(Saved entries)
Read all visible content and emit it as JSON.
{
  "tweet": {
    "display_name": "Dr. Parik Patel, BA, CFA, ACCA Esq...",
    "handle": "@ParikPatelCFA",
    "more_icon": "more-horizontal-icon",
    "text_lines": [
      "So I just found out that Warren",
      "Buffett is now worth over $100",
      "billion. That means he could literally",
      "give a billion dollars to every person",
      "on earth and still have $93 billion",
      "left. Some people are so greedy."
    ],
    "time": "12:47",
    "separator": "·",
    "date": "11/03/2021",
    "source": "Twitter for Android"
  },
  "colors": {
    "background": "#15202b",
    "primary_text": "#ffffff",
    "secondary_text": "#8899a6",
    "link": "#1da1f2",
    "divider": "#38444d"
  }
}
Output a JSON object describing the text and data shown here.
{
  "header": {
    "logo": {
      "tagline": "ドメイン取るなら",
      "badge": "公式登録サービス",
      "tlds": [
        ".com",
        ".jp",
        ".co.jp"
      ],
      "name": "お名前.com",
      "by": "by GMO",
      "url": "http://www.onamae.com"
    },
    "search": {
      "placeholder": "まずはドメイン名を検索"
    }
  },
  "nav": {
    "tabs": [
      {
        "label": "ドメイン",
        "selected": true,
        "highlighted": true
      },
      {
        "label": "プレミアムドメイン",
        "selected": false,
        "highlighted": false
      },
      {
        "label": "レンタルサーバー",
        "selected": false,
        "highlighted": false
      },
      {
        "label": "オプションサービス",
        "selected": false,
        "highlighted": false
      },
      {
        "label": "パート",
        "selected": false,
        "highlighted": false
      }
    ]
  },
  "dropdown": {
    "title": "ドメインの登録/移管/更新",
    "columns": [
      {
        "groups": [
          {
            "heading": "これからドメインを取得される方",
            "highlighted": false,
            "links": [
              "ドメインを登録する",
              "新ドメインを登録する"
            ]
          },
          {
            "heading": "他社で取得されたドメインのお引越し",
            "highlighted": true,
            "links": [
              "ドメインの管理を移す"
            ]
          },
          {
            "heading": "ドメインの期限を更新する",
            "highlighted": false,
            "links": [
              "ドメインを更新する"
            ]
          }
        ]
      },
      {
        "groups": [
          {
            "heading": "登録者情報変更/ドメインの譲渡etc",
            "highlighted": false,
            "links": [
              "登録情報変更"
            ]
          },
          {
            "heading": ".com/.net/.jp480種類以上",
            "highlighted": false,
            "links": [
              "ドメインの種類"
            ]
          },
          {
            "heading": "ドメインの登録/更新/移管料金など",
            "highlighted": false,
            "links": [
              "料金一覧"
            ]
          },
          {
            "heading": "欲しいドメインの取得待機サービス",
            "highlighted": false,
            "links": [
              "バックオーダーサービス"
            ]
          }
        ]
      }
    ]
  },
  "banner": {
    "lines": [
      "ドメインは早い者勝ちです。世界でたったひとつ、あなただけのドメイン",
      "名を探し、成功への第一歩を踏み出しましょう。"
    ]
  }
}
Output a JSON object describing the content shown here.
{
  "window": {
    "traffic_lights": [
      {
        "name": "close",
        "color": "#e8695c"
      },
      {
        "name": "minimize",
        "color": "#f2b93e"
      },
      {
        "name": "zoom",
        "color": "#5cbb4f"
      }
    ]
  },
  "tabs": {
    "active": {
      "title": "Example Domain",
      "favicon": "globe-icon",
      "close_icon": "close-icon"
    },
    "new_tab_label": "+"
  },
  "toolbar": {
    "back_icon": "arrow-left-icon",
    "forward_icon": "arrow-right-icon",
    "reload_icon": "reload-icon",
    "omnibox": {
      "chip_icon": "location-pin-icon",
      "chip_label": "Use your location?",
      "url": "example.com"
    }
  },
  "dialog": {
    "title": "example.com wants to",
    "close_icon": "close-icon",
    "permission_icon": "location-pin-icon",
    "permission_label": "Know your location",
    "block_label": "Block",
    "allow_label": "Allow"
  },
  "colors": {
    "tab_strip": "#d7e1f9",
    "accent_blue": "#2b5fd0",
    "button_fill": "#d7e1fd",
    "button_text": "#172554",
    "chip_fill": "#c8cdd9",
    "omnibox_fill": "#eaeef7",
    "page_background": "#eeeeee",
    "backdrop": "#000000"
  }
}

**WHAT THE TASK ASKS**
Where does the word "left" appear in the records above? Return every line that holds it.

**WRITTEN ANSWER**
      "left. Some people are so greedy."
    "back_icon": "arrow-left-icon",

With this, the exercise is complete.